Wringing Logic From The CBA


Baseball has a new Collective Bargaining Agreement that ensures 21 years of labor peace, finally brings balanced divisions, exiles the Astros to the American League, and gives us daily interleague play.

Now for the important stuff. This deal brings very significant changes to the amateur draft, the international free agent circuit, and to free agent compensation picks. Some of the changes we can’t fully gauge yet because we simply do not have all the information. Some of the changes sound pretty good. And some of them are a little puzzling.

First of all, here are the details of the new CBA as best I can find them. I strongly encourage you to read over a few different takes, as different sources have different details on different issues. It will take some time for the total picture to become clear. The official MLB.com announcement is here, MLB Trade Rumors have their write up here, Bleacher Nation has a pretty good recap here, and Call To The Pen has their take here. The official summary document can be found here. Jim Callis has done a nice job providing analysis on his twitter feed, as have a number of other sports writers. Again, I strongly encourage you to read over a couple of different takes. There is a lot to take in here.

To put a too brief summary on the changes, in the future baseball will look something like this. All of this is still subject to change, but I’ll update this as details become more clear.

– In order to get a draft pick in compensation for a top tier free agent leaving, a team will have to offer that free agent a one year contract worth the average value of the top 125 contracts in baseball the previous season. I don’t have that dollar amount yet, but I’ve seen speculation that it will start at around $12 million.

– If a team signs a player who has turned down such a qualifying offer, that team will lose their first round draft pick. If their first round pick is in the top 10, that pick is protected and they will instead lose their next highest draft pick.

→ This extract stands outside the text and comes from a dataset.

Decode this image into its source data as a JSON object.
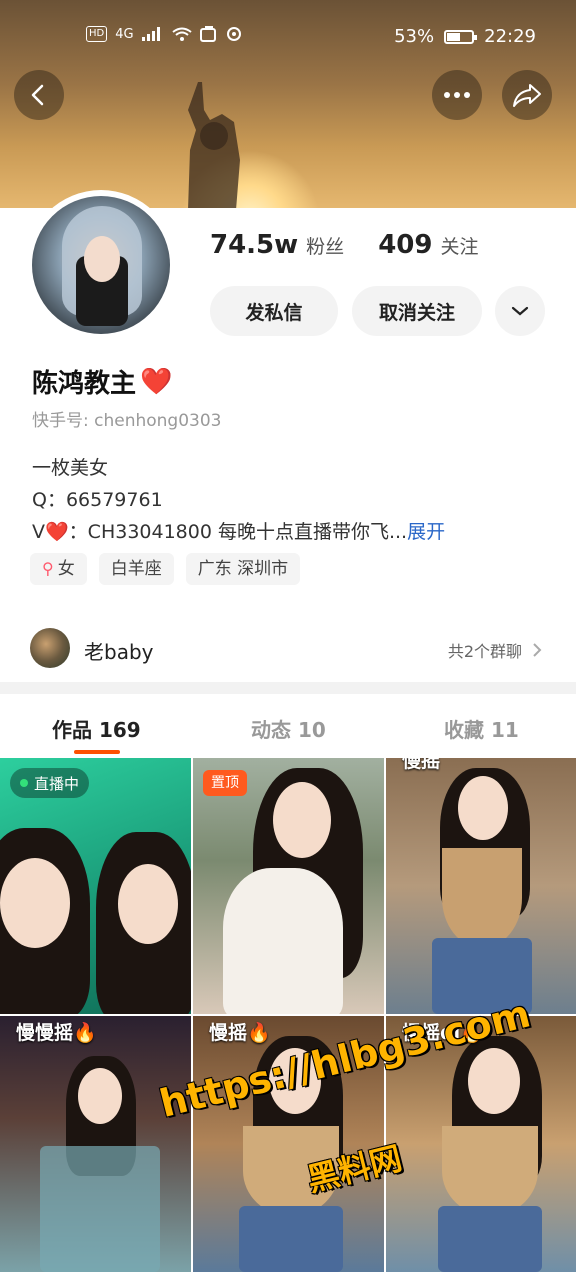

– If a team loses a free agent after making a qualifying offer, they receive one compensation pick at the end of the first round. They do not, it appears, receive the first round pick of the team who signs the player.

– Players taken in the amateur draft in June will have until mid July to sign with the team that drafted them, not mid-August. This is a fantastic change that all but ensures that the best players will be playing in the short season leagues or in low-A in the year they are taken, potentially speeding up their development. This move was long, long over due.

– There are no more recommended slot amounts for draft picks.

– Each team will have a pool of money they can spend on draft bonuses. Teams who exceed that pool will be subject to obscenely stiff penalties. The penalties escalate based on the percentage amount of the overage.
If a team goes over by 0-5%, the dollar amount of the overage is taxed at 75%.
If a team goes over by 5-10%, the overage is taxed by 75% AND the team loses their first round pick in the next draft.
If a team goes over by 5-10%, the overage is taxed by 100% AND the team loses a first AND a second round pick in the next draft.
If a team goes over by more than 15%, the overage is taxed by 100% AND the team loses their next TWO first round picks.

Let that sink in a bit. If the budget is set at $10 million for 2012, and the Cubs spend $11.6 million on draft bonuses, the Cubs will not have a first round pick again until 2015 at the earliest. Harsh.

I am not sure how badly this will impact the draft because no one knows the size of the budget yet. Some reports are that it will be set at around the same amount spent on a per team basis in 2011. That would be in the $10 – $12 million ballpark. That would not be so bad. On the other hand, you know the White Sox will be begging for a cap of no more than $5 million or so.

– After the first ten rounds of the draft, only bonuses in excess of $100,000 will be subject to the cap.

– Teams that spend more than the limit may see their lost picks be given to teams who spend less than the limit via a lottery.

– No player taken in the June draft can be given a major league contract. That rule alone would have driven down draft bonuses independent of anything else. In short, deals like Samardzija got from the Cubs are no longer possible.

– There will be a bonus round after the first round in which six picks will be awarded to teams who finished in the bottom ten according to either market size or revenue. After the second round, the remaining four teams along with any other team who received revenue sharing payments will be entered into a lottery with odds set in reverse order of winning percentage (like the NBA lottery) for an additional six picks. These bonus-round picks may be allowed to be used in trades under certain conditions. Details are unclear on this point as well. This might be the murkiest area of the CBA; take nothing on this topic as final for a day or two.

– There will be a limit on the amount teams can spend on International Free Agents (IFAs). That does not apply to Cuban players over the age of 23 or Japanese players subject to the posting process. (What about Korean players who are posted? I have no idea yet). For 2012, every team will have the same budget of $2.9 million. After 2012, the budget will be adjusted according to winning percentage. If the Cubs have a terrible year in 2012, they will be allowed to spend more on IFAs after 2012. If the Cubs do well, they will be allowed to spend less. The IFA spending budget CAN BE TRADED to other teams, but no team can acquire more than 50% of its original budget.

– Teams may be allowed to add an 26th man for certain doubleheaders. Basically, this would allow teams to play double headers without having a pitcher pitch on short rest, or forcing the bullpen eat a ton of innings. Good move.

And for now, I’ll stop. There is a lot to digest in this CBA, and I for one am still digesting. We will begin bringing you analysis of this new deal and what it means to the Cubs in the coming days.